was an incident in which over 300 residents of Hama
, were killed by government security forces.
Opposition exploded in the late 1970s, touched off by Assad's military intervention in Lebanon in 1976
. Public discontent fed on many grievances, rampant inflation
, a housing crisis deepened by refugees from Lebanon, official corruption, security forces from which no one felt safe, and the domination of the 'Alawis. Over four years unrest spread to every sector of Syrian society, and by the beginning of 1980 it seemed possible the regime would be overthrown.
The 1981 Hama massacre occurred after a failed attack around 21–22 April 1981 by armed Islamist guerrillas (reports identify a security checkpoint or a spring festival) near an Alawite
village near Hama
As a revenge action, government units deployed into Hama and launched house-to-house searches, sealing off neighborhoods as street fighting erupted.
A curfew was imposed and Syrian Army troops entered the city. Between Thursday 23 April 1981 and Sunday 26 April 1981, security forces killed scores to hundreds of residents - between 150 and "several hundred", according to The Washington Post
or at least 350, plus 600 injured, according to authors Olivier Carré
and Gérard Michaud
chosen randomly among the male population over the age of 14.
The killings were carried out by the government's "Protection Brigades" (a palace guard commanded by the president's brother Rifaat al-Assad
, and Syrian Special Forces
commanded by General Ali Haidar

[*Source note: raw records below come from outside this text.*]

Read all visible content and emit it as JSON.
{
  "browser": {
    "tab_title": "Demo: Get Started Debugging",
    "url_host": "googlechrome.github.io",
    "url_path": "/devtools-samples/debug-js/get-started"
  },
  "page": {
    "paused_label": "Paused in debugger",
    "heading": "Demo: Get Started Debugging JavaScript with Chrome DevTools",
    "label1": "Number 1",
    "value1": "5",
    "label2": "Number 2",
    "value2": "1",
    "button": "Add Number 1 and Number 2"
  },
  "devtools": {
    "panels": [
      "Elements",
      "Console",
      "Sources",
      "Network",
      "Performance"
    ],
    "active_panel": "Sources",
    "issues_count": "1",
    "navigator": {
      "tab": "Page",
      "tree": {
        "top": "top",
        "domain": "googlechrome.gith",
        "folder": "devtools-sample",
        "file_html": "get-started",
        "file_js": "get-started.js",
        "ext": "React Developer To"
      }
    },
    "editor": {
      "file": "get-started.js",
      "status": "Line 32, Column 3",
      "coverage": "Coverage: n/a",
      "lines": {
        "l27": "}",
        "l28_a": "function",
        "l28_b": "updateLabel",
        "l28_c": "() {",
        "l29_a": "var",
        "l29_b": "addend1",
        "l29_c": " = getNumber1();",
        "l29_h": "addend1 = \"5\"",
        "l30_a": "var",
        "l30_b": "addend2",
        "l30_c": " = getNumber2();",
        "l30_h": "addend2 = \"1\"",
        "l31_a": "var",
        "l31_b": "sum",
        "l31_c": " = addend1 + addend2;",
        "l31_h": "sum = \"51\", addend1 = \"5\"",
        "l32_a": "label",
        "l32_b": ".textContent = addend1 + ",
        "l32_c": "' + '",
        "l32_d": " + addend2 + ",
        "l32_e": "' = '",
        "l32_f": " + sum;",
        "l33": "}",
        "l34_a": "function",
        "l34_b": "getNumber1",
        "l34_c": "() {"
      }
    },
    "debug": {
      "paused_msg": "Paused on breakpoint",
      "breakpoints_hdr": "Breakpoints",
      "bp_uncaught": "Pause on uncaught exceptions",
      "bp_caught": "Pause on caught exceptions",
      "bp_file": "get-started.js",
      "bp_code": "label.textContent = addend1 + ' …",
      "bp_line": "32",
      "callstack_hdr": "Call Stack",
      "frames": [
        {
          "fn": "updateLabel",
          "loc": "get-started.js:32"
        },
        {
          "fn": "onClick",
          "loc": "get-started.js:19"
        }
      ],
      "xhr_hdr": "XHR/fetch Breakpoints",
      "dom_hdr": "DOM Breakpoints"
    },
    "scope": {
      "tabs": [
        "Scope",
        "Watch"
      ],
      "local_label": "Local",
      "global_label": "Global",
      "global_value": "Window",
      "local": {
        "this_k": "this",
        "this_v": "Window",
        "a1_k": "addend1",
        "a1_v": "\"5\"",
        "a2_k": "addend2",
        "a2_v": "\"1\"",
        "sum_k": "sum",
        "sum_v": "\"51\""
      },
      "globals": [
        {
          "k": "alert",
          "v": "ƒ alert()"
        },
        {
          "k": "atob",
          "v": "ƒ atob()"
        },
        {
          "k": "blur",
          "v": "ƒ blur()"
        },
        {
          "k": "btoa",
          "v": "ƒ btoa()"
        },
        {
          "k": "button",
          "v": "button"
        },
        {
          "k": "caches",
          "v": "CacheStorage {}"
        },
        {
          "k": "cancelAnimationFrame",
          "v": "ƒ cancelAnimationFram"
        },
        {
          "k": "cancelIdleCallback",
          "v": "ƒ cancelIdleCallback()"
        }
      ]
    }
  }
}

, an Alawite and Assad aide, according to the Post
while Human Rights Watch
identified Syrian Special Forces and the Syrian Arab Army
's 47th Brigade.